**Task to complete**
When you find the word "scene" in a line of the entries, please copy the whole line.

**********

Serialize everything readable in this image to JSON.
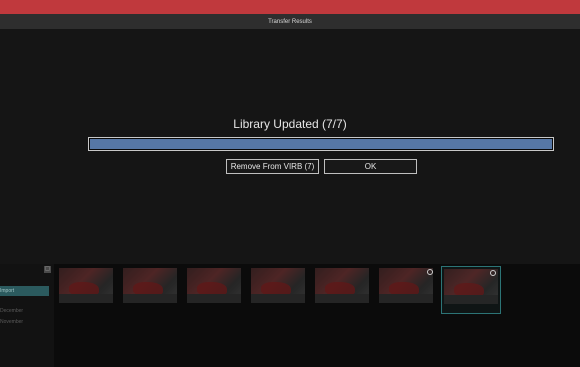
{
  "window": {
    "title": "Transfer Results",
    "accent_color": "#c0393d"
  },
  "dialog": {
    "status_title": "Library Updated (7/7)",
    "progress": {
      "current": 7,
      "total": 7,
      "fraction": 1.0,
      "color": "#5677a6"
    },
    "remove_button_label": "Remove From VIRB (7)",
    "ok_button_label": "OK"
  },
  "library": {
    "sidebar": {
      "header_button": "▢",
      "items": [
        {
          "label": "Import",
          "selected": true
        },
        {
          "label": "December"
        },
        {
          "label": "November"
        }
      ]
    },
    "thumbnails": [
      {
        "caption": "",
        "pin": false,
        "selected": false
      },
      {
        "caption": "",
        "pin": false,
        "selected": false
      },
      {
        "caption": "",
        "pin": false,
        "selected": false
      },
      {
        "caption": "",
        "pin": false,
        "selected": false
      },
      {
        "caption": "",
        "pin": false,
        "selected": false
      },
      {
        "caption": "",
        "pin": true,
        "selected": false
      },
      {
        "caption": "",
        "pin": true,
        "selected": true
      }
    ]
  }
}
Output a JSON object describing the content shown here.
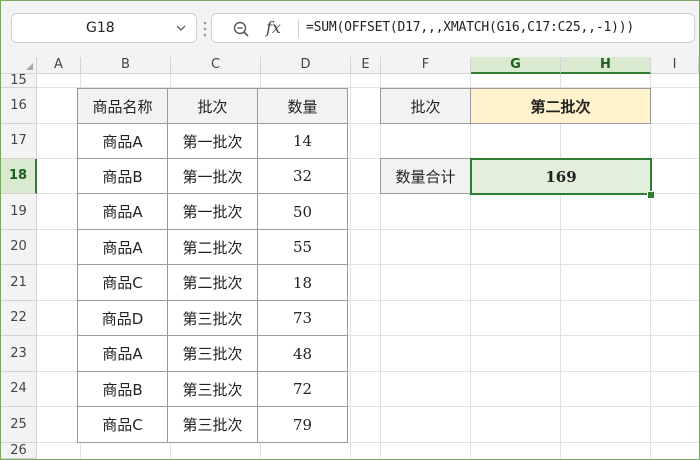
{
  "formula_bar": {
    "name_box": "G18",
    "fx_label": "fx",
    "formula": "=SUM(OFFSET(D17,,,XMATCH(G16,C17:C25,,-1)))"
  },
  "columns": [
    "A",
    "B",
    "C",
    "D",
    "E",
    "F",
    "G",
    "H",
    "I"
  ],
  "rows": [
    "15",
    "16",
    "17",
    "18",
    "19",
    "20",
    "21",
    "22",
    "23",
    "24",
    "25",
    "26"
  ],
  "selected_cell": "G18",
  "table": {
    "headers": [
      "商品名称",
      "批次",
      "数量"
    ],
    "rows": [
      [
        "商品A",
        "第一批次",
        "14"
      ],
      [
        "商品B",
        "第一批次",
        "32"
      ],
      [
        "商品A",
        "第一批次",
        "50"
      ],
      [
        "商品A",
        "第二批次",
        "55"
      ],
      [
        "商品C",
        "第二批次",
        "18"
      ],
      [
        "商品D",
        "第三批次",
        "73"
      ],
      [
        "商品A",
        "第三批次",
        "48"
      ],
      [
        "商品B",
        "第三批次",
        "72"
      ],
      [
        "商品C",
        "第三批次",
        "79"
      ]
    ]
  },
  "lookup": {
    "batch_label": "批次",
    "batch_value": "第二批次",
    "sum_label": "数量合计",
    "sum_value": "169"
  },
  "colors": {
    "selection_green": "#2e7d32",
    "input_yellow": "#fff2cc",
    "result_green": "#e2efda"
  }
}
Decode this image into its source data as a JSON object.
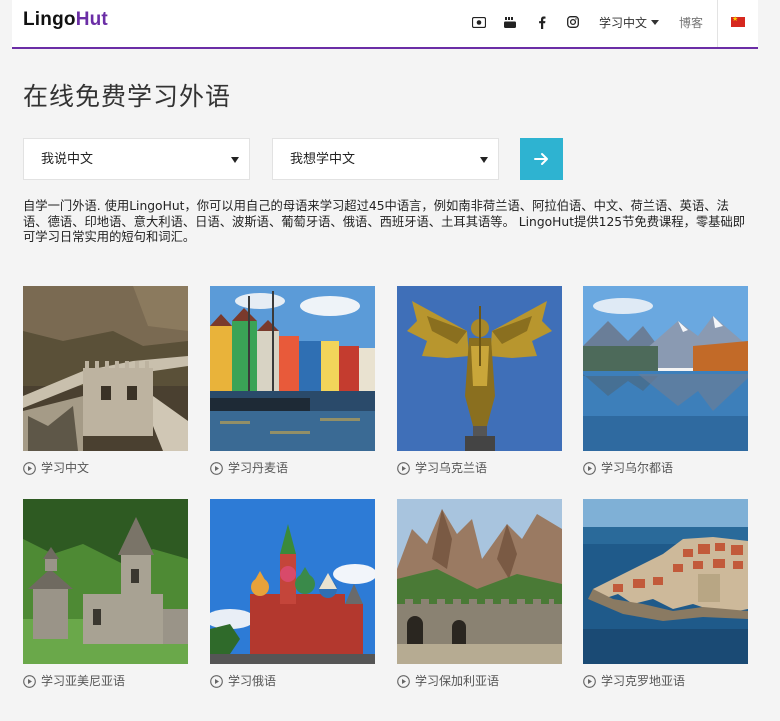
{
  "header": {
    "logo_part1": "Lingo",
    "logo_part2": "Hut",
    "icons": [
      "video-icon",
      "youtube-icon",
      "facebook-icon",
      "instagram-icon"
    ],
    "language_menu": "学习中文",
    "blog": "博客",
    "flag": "china-flag-icon",
    "accent_color": "#6b2ea6"
  },
  "main": {
    "title": "在线免费学习外语",
    "speak_select": "我说中文",
    "learn_select": "我想学中文",
    "go_button_color": "#2eb3d1",
    "go_icon": "arrow-right-icon",
    "intro": "自学一门外语. 使用LingoHut，你可以用自己的母语来学习超过45中语言，例如南非荷兰语、阿拉伯语、中文、荷兰语、英语、法语、德语、印地语、意大利语、日语、波斯语、葡萄牙语、俄语、西班牙语、土耳其语等。 LingoHut提供125节免费课程，零基础即可学习日常实用的短句和词汇。"
  },
  "courses": [
    {
      "label": "学习中文",
      "scene": "great-wall"
    },
    {
      "label": "学习丹麦语",
      "scene": "copenhagen-harbor"
    },
    {
      "label": "学习乌克兰语",
      "scene": "golden-archangel-statue"
    },
    {
      "label": "学习乌尔都语",
      "scene": "mountain-lake"
    },
    {
      "label": "学习亚美尼亚语",
      "scene": "armenian-monastery"
    },
    {
      "label": "学习俄语",
      "scene": "st-basils-cathedral"
    },
    {
      "label": "学习保加利亚语",
      "scene": "belogradchik-fortress"
    },
    {
      "label": "学习克罗地亚语",
      "scene": "dubrovnik-coast"
    }
  ]
}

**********

**Answer to the exercise**
      "scene": "great-wall"
      "scene": "copenhagen-harbor"
      "scene": "golden-archangel-statue"
      "scene": "mountain-lake"
      "scene": "armenian-monastery"
      "scene": "st-basils-cathedral"
      "scene": "belogradchik-fortress"
      "scene": "dubrovnik-coast"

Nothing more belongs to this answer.